Roller marks, also known as poor flow or leveling, can be caused by a number of factors. While they are more common with low sheen paint like flat or matte, they can occur with semi-gloss paint, too. Once they occur, the only solution is to repaint, fixing what caused the problem previously. The marks may be due to your paint, equipment, painting technique or the conditions in which you are painting. For that reason, you may need to start fresh with new equipment and paint before you attempt to repaint the surface. Once you've selected the right tools, painting correctly will help you achieve a smooth coat the next time around.
Choose the right roller cover material for the paint. For latex or water-based paints, use a cover made from synthetic materials like nylon, Dacron or polyester. For oil-based paints, use natural covers like mohair or sheepskin. Blended covers made of polyester and wool can be used with either type of paint.

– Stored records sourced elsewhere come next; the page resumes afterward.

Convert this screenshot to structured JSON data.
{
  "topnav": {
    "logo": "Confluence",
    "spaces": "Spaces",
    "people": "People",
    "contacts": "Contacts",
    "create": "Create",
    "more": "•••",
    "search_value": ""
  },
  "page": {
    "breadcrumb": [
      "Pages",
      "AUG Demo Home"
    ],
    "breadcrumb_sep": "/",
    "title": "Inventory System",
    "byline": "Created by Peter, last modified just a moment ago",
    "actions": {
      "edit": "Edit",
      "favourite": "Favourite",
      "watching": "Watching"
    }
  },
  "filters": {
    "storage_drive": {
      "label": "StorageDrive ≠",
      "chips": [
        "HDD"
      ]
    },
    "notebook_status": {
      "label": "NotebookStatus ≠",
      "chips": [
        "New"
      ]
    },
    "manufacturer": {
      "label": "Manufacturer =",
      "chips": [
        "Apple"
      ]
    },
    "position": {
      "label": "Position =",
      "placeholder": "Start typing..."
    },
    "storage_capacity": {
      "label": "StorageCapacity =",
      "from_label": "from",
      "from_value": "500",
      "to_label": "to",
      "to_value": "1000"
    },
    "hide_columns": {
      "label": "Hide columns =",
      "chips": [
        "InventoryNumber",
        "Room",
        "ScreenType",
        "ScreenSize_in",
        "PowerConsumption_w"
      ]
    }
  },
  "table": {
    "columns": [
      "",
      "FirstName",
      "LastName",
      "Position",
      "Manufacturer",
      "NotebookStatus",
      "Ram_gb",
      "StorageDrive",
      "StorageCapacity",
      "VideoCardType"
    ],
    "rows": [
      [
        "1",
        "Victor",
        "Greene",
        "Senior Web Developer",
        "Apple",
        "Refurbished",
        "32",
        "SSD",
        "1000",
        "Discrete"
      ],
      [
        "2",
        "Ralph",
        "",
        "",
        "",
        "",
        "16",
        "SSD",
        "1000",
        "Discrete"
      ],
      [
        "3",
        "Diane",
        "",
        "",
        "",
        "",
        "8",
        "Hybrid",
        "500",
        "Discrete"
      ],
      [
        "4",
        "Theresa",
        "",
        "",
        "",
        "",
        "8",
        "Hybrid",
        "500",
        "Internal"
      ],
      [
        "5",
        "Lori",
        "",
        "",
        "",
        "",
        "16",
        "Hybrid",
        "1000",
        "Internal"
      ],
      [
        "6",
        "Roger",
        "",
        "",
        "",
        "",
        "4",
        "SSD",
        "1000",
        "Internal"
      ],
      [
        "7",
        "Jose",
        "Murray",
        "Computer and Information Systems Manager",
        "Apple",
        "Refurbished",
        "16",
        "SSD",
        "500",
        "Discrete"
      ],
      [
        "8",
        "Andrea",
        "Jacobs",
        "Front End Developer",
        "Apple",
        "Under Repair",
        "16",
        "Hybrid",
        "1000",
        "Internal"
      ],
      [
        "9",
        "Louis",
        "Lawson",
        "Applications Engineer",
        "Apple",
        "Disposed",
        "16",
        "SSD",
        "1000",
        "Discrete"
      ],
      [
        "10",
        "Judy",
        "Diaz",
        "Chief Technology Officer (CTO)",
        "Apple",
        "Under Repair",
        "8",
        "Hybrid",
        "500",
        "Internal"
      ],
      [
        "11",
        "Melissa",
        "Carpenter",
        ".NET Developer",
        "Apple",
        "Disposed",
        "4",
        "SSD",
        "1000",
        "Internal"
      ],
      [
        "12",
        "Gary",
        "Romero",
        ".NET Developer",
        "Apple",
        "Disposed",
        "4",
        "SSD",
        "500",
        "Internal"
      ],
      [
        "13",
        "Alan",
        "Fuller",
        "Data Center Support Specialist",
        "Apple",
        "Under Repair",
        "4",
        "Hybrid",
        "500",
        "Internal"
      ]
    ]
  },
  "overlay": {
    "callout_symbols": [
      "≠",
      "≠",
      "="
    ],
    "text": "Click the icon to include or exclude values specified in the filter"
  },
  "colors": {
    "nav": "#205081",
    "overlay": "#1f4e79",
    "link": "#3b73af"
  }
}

Select the right nap thickness for the surface. For smooth surfaces like drywall or plaster, use a roller with a nap between 1/4 to 3/8 inches thick or one marked smooth or semi-smooth. Semi-rough surfaces like light stucco or rough wood need a nap that is between 3/8 to 1/2 inch thick or that is marked semi-rough. More textured surfaces like concrete block or brick need a nap that is 3/4 to 1 1/4 inches thick or that is marked rough to very rough.
Purchase high quality roller covers because they tend to be more uniform and consistent. Also purchase a high-quality roller frame. Not only will a better frame make it less taxing on you to paint, it will provide a smoother coat of paint.
Purchase high quality semi-gloss paint. Cheap paint doesn't spread as easily as more expensive paint. Make sure you have enough paint for the job. Trying to spread paint too thin over an area often leads to roller marks.
Add a paint conditioner to the paint. Paint conditioners make the paint smoother and keeps the edge wetter longer, which helps you avoid lap marks.
Sand the surface until smooth with 220-grit sandpaper once the paint with the roller marks has dried thoroughly. Wipe away any dust with a tack cloth.
Wait to paint until the surface is in the shade and cool to the touch. Painting a hot surface or one that is in the sun will cause the paint to dry too quickly and can lead to roller marks.
Cut in the edges of walls, trim, ceilings and any fixtures before painting. If using oil-based paint, only cut in one section at a time to ensure it doesn't dry too much before going over it with your roller.
Pre-dampen your roller with water if using latex or water-based paint. Shake off any excess water before loading the roller with paint.
Load the roller with paint so it is full but not dripping with paint. For large jobs, use a 5-gallon bucket with a roller grid to load the roller instead of a pan.
Break the surface mentally into 3 x 3 foot sections to paint, if necessary. Breaking a wall or ceiling into smaller sections helps you avoid "working" the paint by applying it too thickly. The paint can should list the "appropriate film build" or how thickly the paint should be applied.
Start in one corner and apply the paint over one 3-foot section. Roll the paint using M and W shaped motions until the area is covered with paint. Roll slowly starting in an upward motion to avoid splatters. Don't lift your roller from the surface until you are finished. Roll as close to the edges and corners as you can. Finish up the area by rolling the now unloaded roller in a straight line up or down on the area.
Move onto the next 3-foot section. Your goal is to get to the next sections before the edges become too dry, which can cause the paint to become uneven (known as lapping).
Let the finish dry according to the manufacturer's recommendations (listed as re-coat time), then, sand the surface lightly with 220-grit or higher sandpaper. Sanding will allow the second coat to grip better to the first one. Repeat the above steps to apply the second coat.